From the Los Angeles Times:

BLOG Cops

Quote of the day: Naomi Klein on climate change


From an essay she wrote for the Guardian:

If we continue on our current path of allowing emissions to rise year after year, major cities will drown, ancient cultures will be swallowed by the seas; our children will spend much of their lives fleeing and recovering from vicious storms and extreme droughts. Yet we continue all the same.

What is wrong with us? I think the answer is far more simple than many have led us to believe: we have not done the things needed to cut emissions because those things fundamentally conflict with deregulated capitalism, the reigning ideology for the entire period we have struggled to find a way out of this crisis. We are stuck, because the actions that would give us the best chance of averting catastrophe – and benefit the vast majority – are threatening to an elite minority with a stranglehold over our economy, political process and media.

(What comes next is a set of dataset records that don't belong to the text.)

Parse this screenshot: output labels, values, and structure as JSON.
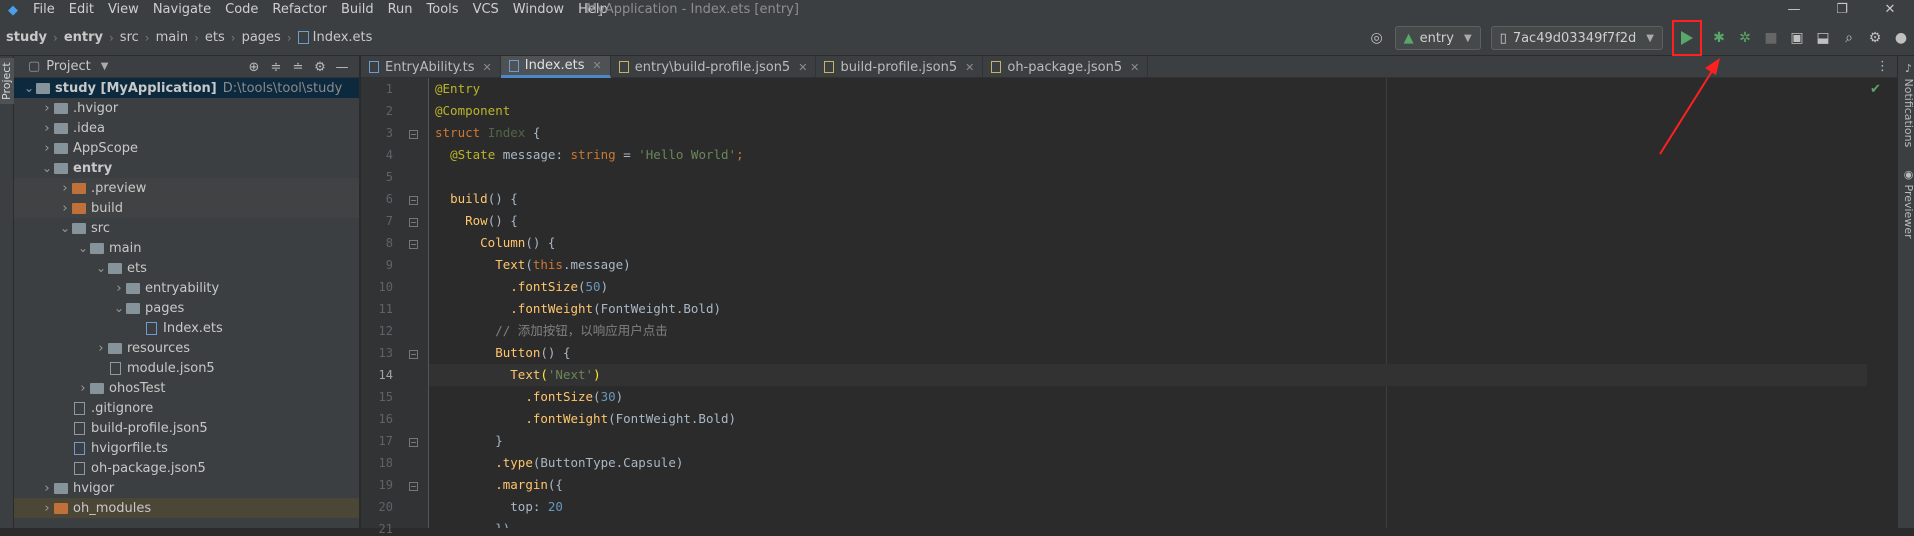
{
  "menubar": {
    "items": [
      "File",
      "Edit",
      "View",
      "Navigate",
      "Code",
      "Refactor",
      "Build",
      "Run",
      "Tools",
      "VCS",
      "Window",
      "Help"
    ],
    "title": "MyApplication - Index.ets [entry]",
    "controls": [
      "—",
      "❐",
      "✕"
    ]
  },
  "breadcrumb": {
    "items": [
      "study",
      "entry",
      "src",
      "main",
      "ets",
      "pages",
      "Index.ets"
    ]
  },
  "toolbar": {
    "module": "entry",
    "device": "7ac49d03349f7f2d"
  },
  "project": {
    "title": "Project",
    "tree": [
      {
        "name": "study [MyApplication]",
        "path": "D:\\tools\\tool\\study",
        "indent": 0,
        "open": true,
        "type": "folder",
        "bold": true
      },
      {
        "name": ".hvigor",
        "indent": 1,
        "type": "folder"
      },
      {
        "name": ".idea",
        "indent": 1,
        "type": "folder"
      },
      {
        "name": "AppScope",
        "indent": 1,
        "type": "folder"
      },
      {
        "name": "entry",
        "indent": 1,
        "open": true,
        "type": "folder",
        "bold": true
      },
      {
        "name": ".preview",
        "indent": 2,
        "type": "folder-orange"
      },
      {
        "name": "build",
        "indent": 2,
        "type": "folder-orange"
      },
      {
        "name": "src",
        "indent": 2,
        "open": true,
        "type": "folder"
      },
      {
        "name": "main",
        "indent": 3,
        "open": true,
        "type": "folder"
      },
      {
        "name": "ets",
        "indent": 4,
        "open": true,
        "type": "folder"
      },
      {
        "name": "entryability",
        "indent": 5,
        "type": "folder"
      },
      {
        "name": "pages",
        "indent": 5,
        "open": true,
        "type": "folder"
      },
      {
        "name": "Index.ets",
        "indent": 6,
        "type": "file-ts",
        "leaf": true
      },
      {
        "name": "resources",
        "indent": 4,
        "type": "folder"
      },
      {
        "name": "module.json5",
        "indent": 4,
        "type": "file",
        "leaf": true
      },
      {
        "name": "ohosTest",
        "indent": 3,
        "type": "folder"
      },
      {
        "name": ".gitignore",
        "indent": 2,
        "type": "file",
        "leaf": true
      },
      {
        "name": "build-profile.json5",
        "indent": 2,
        "type": "file",
        "leaf": true
      },
      {
        "name": "hvigorfile.ts",
        "indent": 2,
        "type": "file-ts",
        "leaf": true
      },
      {
        "name": "oh-package.json5",
        "indent": 2,
        "type": "file",
        "leaf": true
      },
      {
        "name": "hvigor",
        "indent": 1,
        "type": "folder"
      },
      {
        "name": "oh_modules",
        "indent": 1,
        "type": "folder-orange",
        "highlight": true
      }
    ]
  },
  "tabs": [
    {
      "label": "EntryAbility.ts",
      "active": false
    },
    {
      "label": "Index.ets",
      "active": true
    },
    {
      "label": "entry\\build-profile.json5",
      "active": false
    },
    {
      "label": "build-profile.json5",
      "active": false
    },
    {
      "label": "oh-package.json5",
      "active": false
    }
  ],
  "code": [
    [
      [
        "@Entry",
        "#bbb529"
      ]
    ],
    [
      [
        "@Component",
        "#bbb529"
      ]
    ],
    [
      [
        "struct ",
        "#cc7832"
      ],
      [
        "Index ",
        "#6a8759a0"
      ],
      [
        "{",
        "#a9b7c6"
      ]
    ],
    [
      [
        "  ",
        ""
      ],
      [
        "@State ",
        "#bbb529"
      ],
      [
        "message",
        "#a9b7c6"
      ],
      [
        ": ",
        "#a9b7c6"
      ],
      [
        "string ",
        "#cc7832"
      ],
      [
        "= ",
        "#a9b7c6"
      ],
      [
        "'Hello World'",
        "#6a8759"
      ],
      [
        ";",
        "#cc7832"
      ]
    ],
    [],
    [
      [
        "  ",
        ""
      ],
      [
        "build",
        "#ffc66d"
      ],
      [
        "() {",
        "#a9b7c6"
      ]
    ],
    [
      [
        "    ",
        ""
      ],
      [
        "Row",
        "#ffc66d"
      ],
      [
        "() {",
        "#a9b7c6"
      ]
    ],
    [
      [
        "      ",
        ""
      ],
      [
        "Column",
        "#ffc66d"
      ],
      [
        "() {",
        "#a9b7c6"
      ]
    ],
    [
      [
        "        ",
        ""
      ],
      [
        "Text",
        "#ffc66d"
      ],
      [
        "(",
        "#a9b7c6"
      ],
      [
        "this",
        "#cc7832"
      ],
      [
        ".message)",
        "#a9b7c6"
      ]
    ],
    [
      [
        "          ",
        ""
      ],
      [
        ".fontSize",
        "#ffc66d"
      ],
      [
        "(",
        "#a9b7c6"
      ],
      [
        "50",
        "#6897bb"
      ],
      [
        ")",
        "#a9b7c6"
      ]
    ],
    [
      [
        "          ",
        ""
      ],
      [
        ".fontWeight",
        "#ffc66d"
      ],
      [
        "(FontWeight.Bold)",
        "#a9b7c6"
      ]
    ],
    [
      [
        "        ",
        ""
      ],
      [
        "// 添加按钮，以响应用户点击",
        "#808080"
      ]
    ],
    [
      [
        "        ",
        ""
      ],
      [
        "Button",
        "#ffc66d"
      ],
      [
        "() {",
        "#a9b7c6"
      ]
    ],
    [
      [
        "          ",
        ""
      ],
      [
        "Text",
        "#ffc66d"
      ],
      [
        "(",
        "#ffef28"
      ],
      [
        "'Next'",
        "#6a8759"
      ],
      [
        ")",
        "#ffef28"
      ]
    ],
    [
      [
        "            ",
        ""
      ],
      [
        ".fontSize",
        "#ffc66d"
      ],
      [
        "(",
        "#a9b7c6"
      ],
      [
        "30",
        "#6897bb"
      ],
      [
        ")",
        "#a9b7c6"
      ]
    ],
    [
      [
        "            ",
        ""
      ],
      [
        ".fontWeight",
        "#ffc66d"
      ],
      [
        "(FontWeight.Bold)",
        "#a9b7c6"
      ]
    ],
    [
      [
        "        ",
        ""
      ],
      [
        "}",
        "#a9b7c6"
      ]
    ],
    [
      [
        "        ",
        ""
      ],
      [
        ".type",
        "#ffc66d"
      ],
      [
        "(ButtonType.Capsule)",
        "#a9b7c6"
      ]
    ],
    [
      [
        "        ",
        ""
      ],
      [
        ".margin",
        "#ffc66d"
      ],
      [
        "({",
        "#a9b7c6"
      ]
    ],
    [
      [
        "          ",
        ""
      ],
      [
        "top",
        "#a9b7c6"
      ],
      [
        ": ",
        "#a9b7c6"
      ],
      [
        "20",
        "#6897bb"
      ]
    ],
    [
      [
        "        ",
        ""
      ],
      [
        "})",
        "#a9b7c6"
      ]
    ]
  ],
  "rightstrip": {
    "notifications": "Notifications",
    "previewer": "Previewer"
  },
  "leftstrip": {
    "project": "Project"
  }
}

That problem might not have been insurmountable had it presented itself at another point in our history. But it is our collective misfortune that governments and scientists began talking seriously about radical cuts to greenhouse gas emissions in 1988 – the exact year that marked the dawning of “globalisation”. The numbers are striking: in the 1990s, as the market integration project ramped up, global emissions were going up an average of 1% a year; by the 2000s, with “emerging markets” such as China fully integrated into the world economy, emissions growth had sped up disastrously, reaching 3.4% a year.

That rapid growth rate has continued, interrupted only briefly, in 2009, by the world financial crisis. What the climate needs now is a contraction in humanity’s use of resources; what our economic model demands is unfettered expansion. Only one of these sets of rules can be changed, and it’s not the laws of nature.

Read the rest.

UPDATE: The latest from Tom Toles, editorial cartoonist for the Washington Post:

BLOG Toles